A Tulane Club of New Orleans Lifelong Learning event:
“Life, Death, and Burial in New Orleans”
Wednesday, April 6
5:30 p.m. ~ Reception
6 p.m. ~ Panel followed by book signing
Bea Field Alumni House
6319 Willow Street
New Orleans, LA 70130
(corner of Willow and Calhoun)
Join us as a panel of local authors discuss the traditions and myths surrounding life, death, and burials in the City of New Orleans.
The event will be moderated by David Johnson, communications associate for the Hermann-Grima + Gallier Historic Houses in the French Quarter. For 24 years he served as executive editor of Louisiana Cultural Vistas, the award-winning quarterly arts-and-culture magazine of the Louisiana Endowment for the Humanities.
On the panel:
Sally Asher (“Hope & New Orleans: A History of Crescent City Street Names” and “Stories from the St. Louis Cemeteries of New Orleans.”) holds two master’s degrees from Tulane University and has been the public relations photographer since 2008. She frequently lectures on New Orleans history through the Louisiana State Museum and is on the board of Save Our Cemeteries. Asher is currently working on a book about Prohibition in New Orleans to be published by LSU Press in 2017 and is contributing a chapter to a New Orleans tricentennial book to be published by Pelican Press.
Cheryl Gerber (“Life and Death in the Big Easy”) is a freelance journalist and documentary photographer working in New Orleans, where she was born. She has been s regular contributor to The New York Times, the Associated Press, New Orleans Magazine, and has been a staff photographer for Gambit Weekly since 1994. During the past two decades, Cheryl has won several awards from the New Orleans Press Club for her work on social issues and news photography.

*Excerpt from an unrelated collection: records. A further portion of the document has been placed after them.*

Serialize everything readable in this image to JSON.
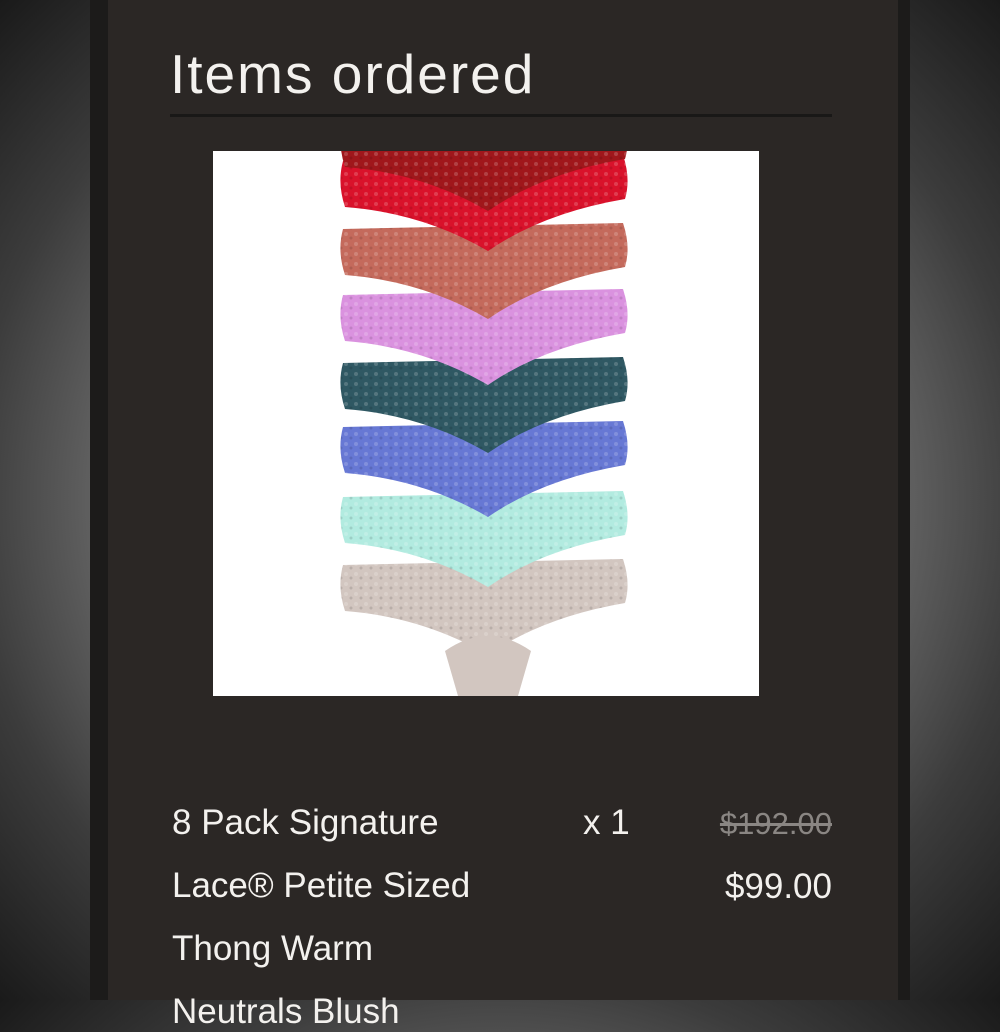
{
  "section_title": "Items ordered",
  "item": {
    "name_lines": [
      "8 Pack Signature",
      "Lace® Petite Sized",
      "Thong Warm",
      "Neutrals Blush"
    ],
    "quantity": "x 1",
    "original_price": "$192.00",
    "sale_price": "$99.00",
    "image_colors": [
      "#a0171b",
      "#d9122b",
      "#c46a5c",
      "#da92df",
      "#2f5863",
      "#6778d4",
      "#b2ebe0",
      "#d2c6c0"
    ]
  }
}
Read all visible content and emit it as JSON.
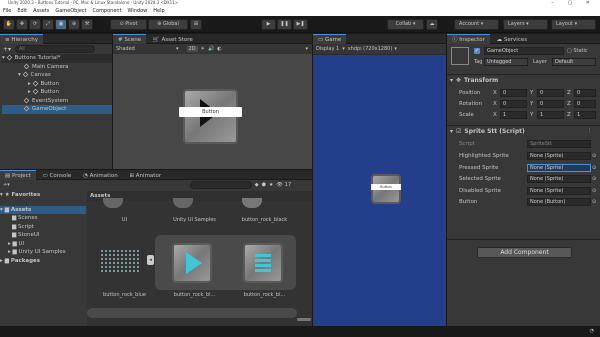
{
  "window": {
    "title": "Unity 2020.3 - Buttons Tutorial - PC, Mac & Linux Standalone - Unity 2020.3 <DX11>"
  },
  "menu": [
    "File",
    "Edit",
    "Assets",
    "GameObject",
    "Component",
    "Window",
    "Help"
  ],
  "toolbar": {
    "pivot": "Pivot",
    "global": "Global",
    "collab": "Collab",
    "account": "Account",
    "layers": "Layers",
    "layout": "Layout"
  },
  "hierarchy": {
    "tab": "Hierarchy",
    "search_placeholder": "All",
    "scene": "Buttons Tutorial*",
    "items": [
      "Main Camera",
      "Canvas",
      "Button",
      "Button",
      "EventSystem",
      "GameObject"
    ]
  },
  "scene": {
    "tab_scene": "Scene",
    "tab_asset_store": "Asset Store",
    "shading": "Shaded",
    "mode": "2D",
    "button_label": "Button"
  },
  "game": {
    "tab": "Game",
    "display": "Display 1",
    "resolution": "xhdpi (720x1280)",
    "button_label": "Button"
  },
  "inspector": {
    "tab": "Inspector",
    "tab_services": "Services",
    "name": "GameObject",
    "static": "Static",
    "tag_label": "Tag",
    "tag": "Untagged",
    "layer_label": "Layer",
    "layer": "Default",
    "transform": {
      "title": "Transform",
      "rows": [
        {
          "label": "Position",
          "x": "0",
          "y": "0",
          "z": "0"
        },
        {
          "label": "Rotation",
          "x": "0",
          "y": "0",
          "z": "0"
        },
        {
          "label": "Scale",
          "x": "1",
          "y": "1",
          "z": "1"
        }
      ]
    },
    "sprite_component": {
      "title": "Sprite Stt (Script)",
      "script_label": "Script",
      "script_value": "SpriteStt",
      "fields": [
        {
          "label": "Highlighted Sprite",
          "value": "None (Sprite)"
        },
        {
          "label": "Pressed Sprite",
          "value": "None (Sprite)"
        },
        {
          "label": "Selected Sprite",
          "value": "None (Sprite)"
        },
        {
          "label": "Disabled Sprite",
          "value": "None (Sprite)"
        },
        {
          "label": "Button",
          "value": "None (Button)"
        }
      ]
    },
    "add_component": "Add Component"
  },
  "project": {
    "tab_project": "Project",
    "tab_console": "Console",
    "tab_animation": "Animation",
    "tab_animator": "Animator",
    "count": "17",
    "favorites": "Favorites",
    "tree": [
      "Assets",
      "Scenes",
      "Script",
      "StoneUI",
      "UI",
      "Unity UI Samples",
      "Packages"
    ],
    "breadcrumb": "Assets",
    "row1": [
      "UI",
      "Unity UI Samples",
      "button_rock_black"
    ],
    "row2": [
      "button_rock_blue",
      "button_rock_bl...",
      "button_rock_bl..."
    ]
  },
  "colors": {
    "accent": "#4d8ed6",
    "game_bg": "#233f8c",
    "panel": "#383838"
  }
}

John Pope (“Getting Off at Elysian Fields”) has been a reporter in New Orleans since 1972 and was a member of The Times-Picayune’s team that won two Pulitzer Prizes and a George Polk Award for coverage of Hurricane Katrina and its aftermath. “Getting Off at Elysian Fields,” an anthology of 123 of his obituaries and stories of four funerals he covered, was published in October by the University Press of Mississippi and is in its second printing.